>>>>
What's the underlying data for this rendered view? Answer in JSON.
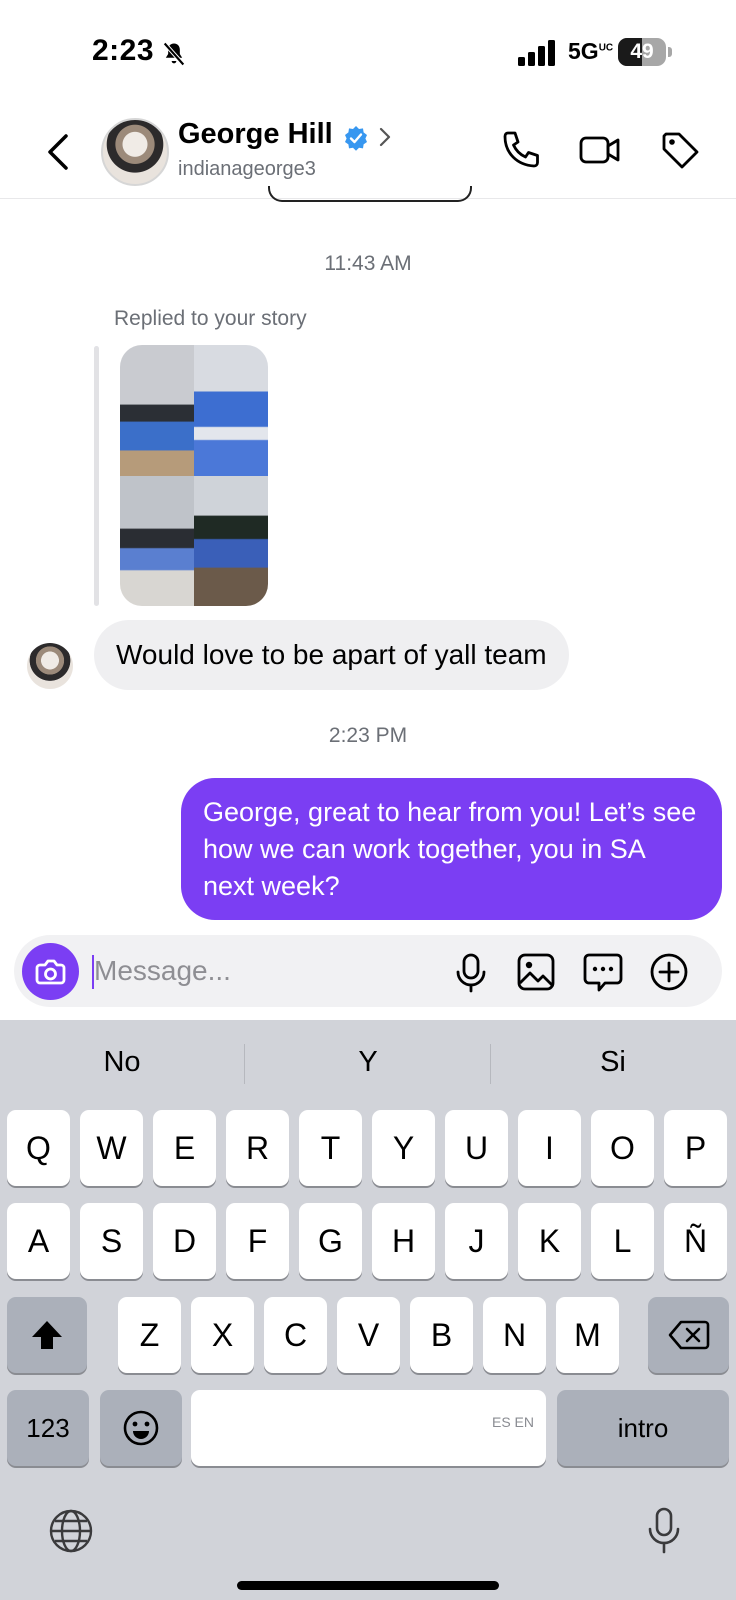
{
  "status_bar": {
    "time": "2:23",
    "network": "5G",
    "network_sup": "UC",
    "battery": "49",
    "battery_level": 0.49
  },
  "header": {
    "name": "George Hill",
    "handle": "indianageorge3"
  },
  "chat": {
    "timestamp_1": "11:43 AM",
    "replied_label": "Replied to your story",
    "incoming_message": "Would love to be apart of yall team",
    "timestamp_2": "2:23 PM",
    "outgoing_message": "George, great to hear from you! Let’s see how we can work together, you in SA next week?"
  },
  "composer": {
    "placeholder": "Message..."
  },
  "keyboard": {
    "suggestions": [
      "No",
      "Y",
      "Si"
    ],
    "row1": [
      "Q",
      "W",
      "E",
      "R",
      "T",
      "Y",
      "U",
      "I",
      "O",
      "P"
    ],
    "row2": [
      "A",
      "S",
      "D",
      "F",
      "G",
      "H",
      "J",
      "K",
      "L",
      "Ñ"
    ],
    "row3": [
      "Z",
      "X",
      "C",
      "V",
      "B",
      "N",
      "M"
    ],
    "numbers_key": "123",
    "space_lang": "ES EN",
    "return_key": "intro"
  }
}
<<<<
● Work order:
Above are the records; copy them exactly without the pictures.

● Result of this task:
What's the underlying data for this rendered view? Answer in JSON.
{
  "status_bar": {
    "time": "2:23",
    "network": "5G",
    "network_sup": "UC",
    "battery": "49",
    "battery_level": 0.49
  },
  "header": {
    "name": "George Hill",
    "handle": "indianageorge3"
  },
  "chat": {
    "timestamp_1": "11:43 AM",
    "replied_label": "Replied to your story",
    "incoming_message": "Would love to be apart of yall team",
    "timestamp_2": "2:23 PM",
    "outgoing_message": "George, great to hear from you! Let’s see how we can work together, you in SA next week?"
  },
  "composer": {
    "placeholder": "Message..."
  },
  "keyboard": {
    "suggestions": [
      "No",
      "Y",
      "Si"
    ],
    "row1": [
      "Q",
      "W",
      "E",
      "R",
      "T",
      "Y",
      "U",
      "I",
      "O",
      "P"
    ],
    "row2": [
      "A",
      "S",
      "D",
      "F",
      "G",
      "H",
      "J",
      "K",
      "L",
      "Ñ"
    ],
    "row3": [
      "Z",
      "X",
      "C",
      "V",
      "B",
      "N",
      "M"
    ],
    "numbers_key": "123",
    "space_lang": "ES EN",
    "return_key": "intro"
  }
}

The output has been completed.